Breast cancer develops from a cancerous cell which develops in the lining of a duct or lobule in one of the breasts.
When the breast cancer has spread into surrounding breast tissue it is called an ‘invasive’ breast cancer. Some people are diagnosed with ‘carcinoma in situ’, where no cancer cells have grown beyond the duct or lobule.
Most cases develop in women over the age of 50 but younger women are sometimes affected. Breast cancer can develop in men though this is rare.
Staging means how big the cancer is and whether it has spread. Stage 1 is the earliest stage and stage 4 means the cancer has spread to another part of the body.
The cancerous cells are graded from low, which means a slow growth, to high, which is fast growing. High grade cancers are more likely to come back after they have first been treated.
What causes breast cancer?
A cancerous tumour starts from one abnormal cell. The exact reason why a cell becomes cancerous is unclear. It is thought that something damages or alters certain genes in the cell. This makes the cell abnormal and multiply ‘out of control’.
Although breast cancer can develop for no apparent reason, there are some risk factors that can increase the chance of developing breast cancer, such as genetics.
What are the symptoms of breast cancer?
The usual first symptom is a painless lump in the breast, although most breast lumps are not cancerous and are fluid filled cysts, which are benign.
The first place that breast cancer usually spreads to is the lymph nodes in the armpit. If this occurs you will develop a swelling or lump in an armpit.
For more information visit breastcancercare.org.uk or www.cancerhelp.org.uk
Instead, the combination of a number of them act together to increase the likelihood.
In the latest study, researchers compared the DNA of 110,000 breast cancer patients against that of 90,000 healthy people.
They identified 352 variants that may increase the risk of the killer disease. It is not yet clear exactly how many genes these target, but the researchers have estimated it to be 191.
Of the newly-discovered genetic variants, a third predispose women towards developing hormone-responsive breast cancer.
This type of disease is found in four out of five breast cancer patients and occurs when cancer cells grow in response to the hormone estrogen.
Fifteen per cent of the genetic variants predispose women to the harder-to-treat type, called estrogen-receptor-negative breast cancer.
Study lead author Dr Alison Dunning said: ‘This incredible haul of newly-discovered breast cancer genes provides us with many more genes to work on, most of which have not been studied before.
‘It will help us build up a much more detailed picture of how breast cancer arises and develops.
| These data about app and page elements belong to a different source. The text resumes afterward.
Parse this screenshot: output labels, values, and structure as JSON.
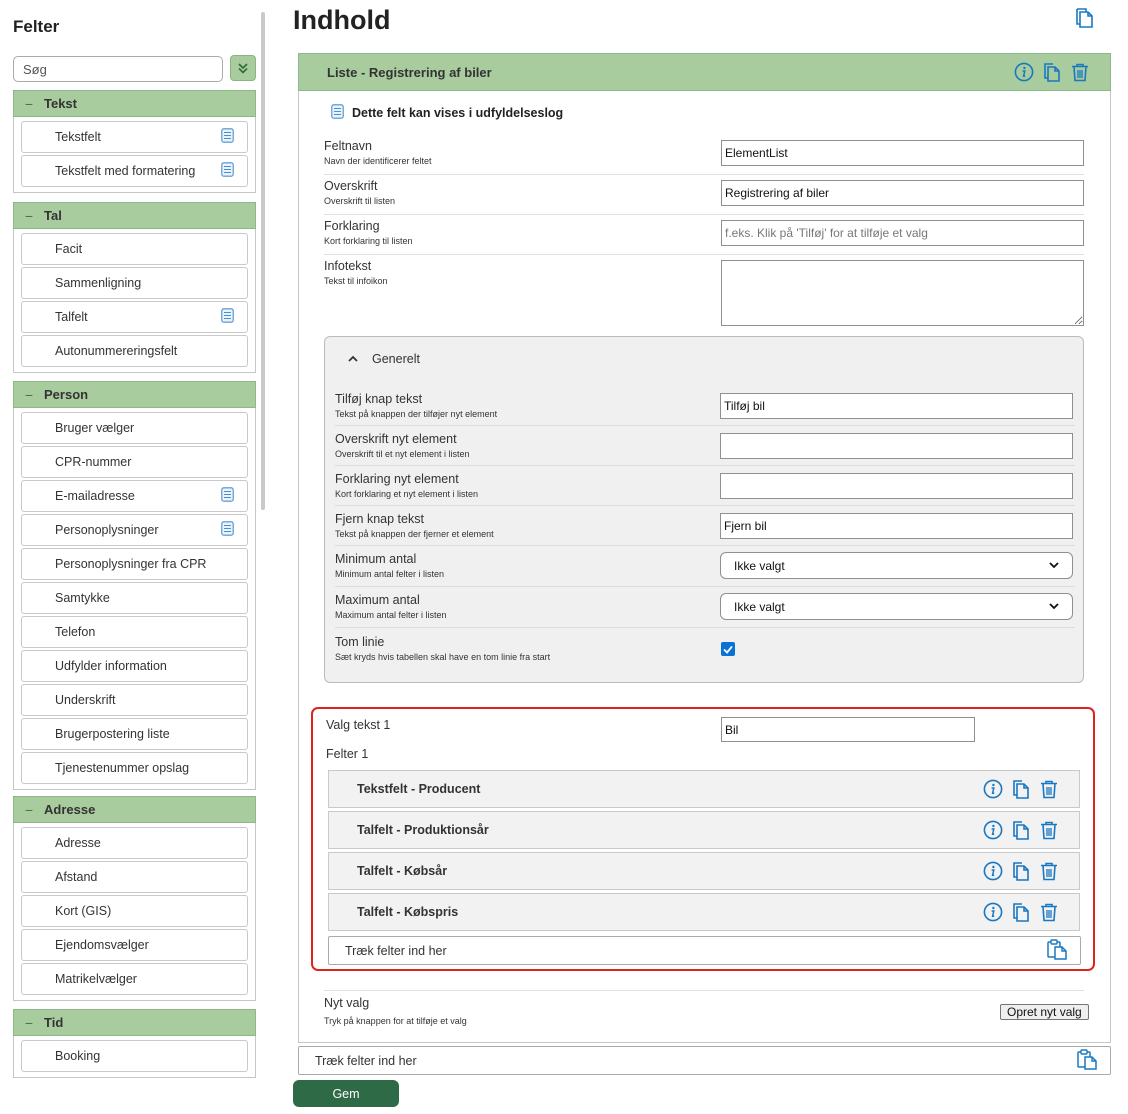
{
  "sidebar": {
    "title": "Felter",
    "search_placeholder": "Søg",
    "groups": [
      {
        "label": "Tekst",
        "items": [
          {
            "label": "Tekstfelt",
            "log": true
          },
          {
            "label": "Tekstfelt med formatering",
            "log": true
          }
        ]
      },
      {
        "label": "Tal",
        "items": [
          {
            "label": "Facit"
          },
          {
            "label": "Sammenligning"
          },
          {
            "label": "Talfelt",
            "log": true
          },
          {
            "label": "Autonummereringsfelt"
          }
        ]
      },
      {
        "label": "Person",
        "items": [
          {
            "label": "Bruger vælger"
          },
          {
            "label": "CPR-nummer"
          },
          {
            "label": "E-mailadresse",
            "log": true
          },
          {
            "label": "Personoplysninger",
            "log": true
          },
          {
            "label": "Personoplysninger fra CPR"
          },
          {
            "label": "Samtykke"
          },
          {
            "label": "Telefon"
          },
          {
            "label": "Udfylder information"
          },
          {
            "label": "Underskrift"
          },
          {
            "label": "Brugerpostering liste"
          },
          {
            "label": "Tjenestenummer opslag"
          }
        ]
      },
      {
        "label": "Adresse",
        "items": [
          {
            "label": "Adresse"
          },
          {
            "label": "Afstand"
          },
          {
            "label": "Kort (GIS)"
          },
          {
            "label": "Ejendomsvælger"
          },
          {
            "label": "Matrikelvælger"
          }
        ]
      },
      {
        "label": "Tid",
        "items": [
          {
            "label": "Booking"
          }
        ]
      }
    ]
  },
  "main": {
    "title": "Indhold",
    "list": {
      "title": "Liste - Registrering af biler",
      "log_notice": "Dette felt kan vises i udfyldelseslog",
      "fields": {
        "feltnavn": {
          "label": "Feltnavn",
          "sub": "Navn der identificerer feltet",
          "value": "ElementList"
        },
        "overskrift": {
          "label": "Overskrift",
          "sub": "Overskrift til listen",
          "value": "Registrering af biler"
        },
        "forklaring": {
          "label": "Forklaring",
          "sub": "Kort forklaring til listen",
          "placeholder": "f.eks. Klik på 'Tilføj' for at tilføje et valg"
        },
        "infotekst": {
          "label": "Infotekst",
          "sub": "Tekst til infoikon",
          "value": ""
        }
      },
      "general": {
        "title": "Generelt",
        "tilfoej": {
          "label": "Tilføj knap tekst",
          "sub": "Tekst på knappen der tilføjer nyt element",
          "value": "Tilføj bil"
        },
        "overskrift_nyt": {
          "label": "Overskrift nyt element",
          "sub": "Overskrift til et nyt element i listen",
          "value": ""
        },
        "forklaring_nyt": {
          "label": "Forklaring nyt element",
          "sub": "Kort forklaring et nyt element i listen",
          "value": ""
        },
        "fjern": {
          "label": "Fjern knap tekst",
          "sub": "Tekst på knappen der fjerner et element",
          "value": "Fjern bil"
        },
        "minimum": {
          "label": "Minimum antal",
          "sub": "Minimum antal felter i listen",
          "value": "Ikke valgt"
        },
        "maximum": {
          "label": "Maximum antal",
          "sub": "Maximum antal felter i listen",
          "value": "Ikke valgt"
        },
        "tom_linie": {
          "label": "Tom linie",
          "sub": "Sæt kryds hvis tabellen skal have en tom linie fra start",
          "checked": true
        }
      },
      "choice": {
        "label": "Valg tekst 1",
        "value": "Bil",
        "fields_label": "Felter 1",
        "items": [
          "Tekstfelt - Producent",
          "Talfelt - Produktionsår",
          "Talfelt - Købsår",
          "Talfelt - Købspris"
        ],
        "drop_label": "Træk felter ind her"
      },
      "new_choice": {
        "label": "Nyt valg",
        "sub": "Tryk på knappen for at tilføje et valg",
        "button": "Opret nyt valg"
      }
    },
    "drop_label": "Træk felter ind her",
    "save_button": "Gem"
  },
  "colors": {
    "accent_green": "#a9cc9f",
    "icon_blue": "#1a78c2",
    "save_green": "#2e6a45",
    "highlight_red": "#e0221c"
  }
}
‘But the sheer number of genes now known to play a role emphasises how complex the disease is.’
In the majority of cases, the genetic change affected gene expression rather than altering the type of protein itself.
For instance, nine different variants regulate the same gene, the Estrogen Receptor (ESR1) gene.
Many other variants affect places in the DNA where the estrogen receptor protein binds, and, in turn regulates other genes.
This highlights the importance of the ESR1 gene and its protein product, the estrogen receptor, in breast cancer development.
While each genetic variant only increases the risk of developing breast cancer by a very small amount, the researchers say that added together, these will allow them to ‘fine tune’ genetic testing and give women a much clearer picture of their genetic risk.
This will then allow doctors and clinicians to provide advice on the best strategy for reducing their risk and preventing onset of the disease.
Co-author Dr Laura Fachal, from the Wellcome Sanger Institute in Cambridge, said: ‘We know from previous studies that variants across our DNA contribute towards breast cancer risk, but only rarely have scientists have been able to identify exactly which genes are involved.
‘We need this information as it gives us a better clue to what is driving the disease and hence how we might treat or even prevent it.’
The results, published today in the journal Nature Genetics, provide the most comprehensive map of breast cancer risk variants to date.
Source: Read Full Article